In this paper, we discuss some new research directions in automatic speech recognition (ASR), and which somewhat deviate from the usual approaches. More specifically, we will motivate and briefly describe new approaches based on multi-stream and multi/band ASR. These approaches extend the standard hidden Markov model (HMM) based approach by assuming that the different (frequency) channels representing the speech signal are processed by different (independent) "experts", each expert focusing on a different char(cid:173) acteristic of the signal, and that the different stream likelihoods (or posteriors) are combined at some (temporal) stage to yield a global recognition output. As a further extension to multi-stream ASR, we will finally introduce a new approach, referred to as HMM2, where the HMM emission probabilities are estimated via state spe(cid:173) cific feature based HMMs responsible for merging the stream infor(cid:173) mation and modeling their possible correlation.

1 Multi-Channel Processing in ASR

Current automatic speech recognition systems are based on (context-dependent or context-independent) phone models described in terms of a sequence of hidden Markov model (HMM) states, where each HMM state is assumed to be character(cid:173) ized by a stationary probability density function. Furthermore, time correlation, and consequently the dynamic of the signal, inside each HMM state is also usu(cid:173) ally disregarded (although the use of temporal delta and delta-delta features can capture some of this correlation). Consequently, only medium-term dependencies are captured via the topology of the HMM model, while short-term and long-term dependencies are usually very poorly modeled. Ideally, we want to design a partic(cid:173) ular HMM able to accommodate multiple time-scale characteristics so that we can capture phonetic properties, as well as syllable structures and {long term) invariants that are more robust to noise. It is, however, clear that those different time-scale features will also exhibit different levels of stationarity and will require different HMM topologies to capture their dynamics. There are many potential advantages to such a multi-stream approach, including:

  1. The definition of a principled way to merge different temporal knowledge sources such as acoustic and visual inputs, even if the temporal sequences are not synchronous and do not have the same data rate - see [13] for further discussion about this.

  2. Possibility to incorporate multiple time resolutions (as part of a structure

with multiple unit lengths, such as phon(l and syllable).

  1. As a particular case of multi-stream processing, mufti-band ASR [2, 5], involving the independent processing and combination of partial frequency bands, have many potential advantages briefly discussed below.

In the following, we will not discuss the underlying algorithms (more or less "com(cid:173) plex" variants of Viterbi decoding), nor detailed experimental results (see, e.g., [4] for recent results). Instead, we will mainly focus on the combination strategy and discuss different variants arounds the same formalism.

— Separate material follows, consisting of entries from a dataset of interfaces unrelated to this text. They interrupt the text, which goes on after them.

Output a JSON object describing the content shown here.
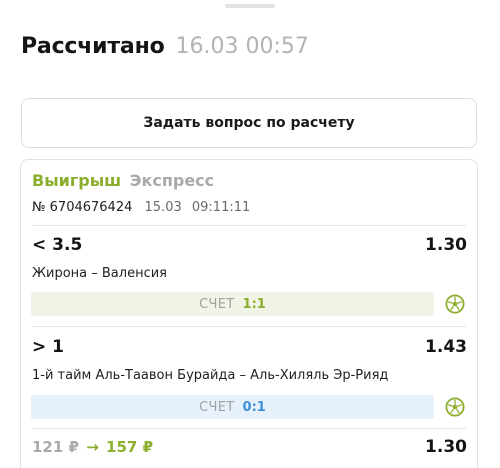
{
  "header": {
    "title": "Рассчитано",
    "datetime": "16.03 00:57"
  },
  "ask_button": {
    "label": "Задать вопрос по расчету"
  },
  "bet": {
    "result": "Выигрыш",
    "type": "Экспресс",
    "ticket_number": "№ 6704676424",
    "date": "15.03",
    "time": "09:11:11",
    "selections": [
      {
        "market": "< 3.5",
        "odds": "1.30",
        "event": "Жирона – Валенсия",
        "score_label": "СЧЕТ",
        "score": "1:1",
        "sport_icon": "football-icon",
        "score_color": "#8bae2d"
      },
      {
        "market": "> 1",
        "odds": "1.43",
        "event": "1-й тайм Аль-Таавон Бурайда – Аль-Хиляль Эр-Рияд",
        "score_label": "СЧЕТ",
        "score": "0:1",
        "sport_icon": "football-icon",
        "score_color": "#3b90d8"
      }
    ],
    "stake": "121 ₽",
    "arrow": "→",
    "payout": "157 ₽",
    "total_odds": "1.30"
  },
  "colors": {
    "win_green": "#8bae2d",
    "muted_gray": "#a9a9a9",
    "live_blue": "#3b90d8"
  }
}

2 Multiband-based ASR

2.1 General Formalism

As a particular case of the multi-stream paradigm, we have been investigating an ASR approach based on independent processing and combination of frequency sub(cid:173) bands. The general idea, as illustrated in Fig. 1, is to split the whole frequency band (represented in terms of critical bands) into a few subbands on which different rec(cid:173) ognizers are independently applied. The resulting probabilities are then combined for recognition later in the process at some segmental level. Starting from critical bands, acoustic processing is now performed independently for each frequency band, yielding K input streams, each being associated with a particular frequency band.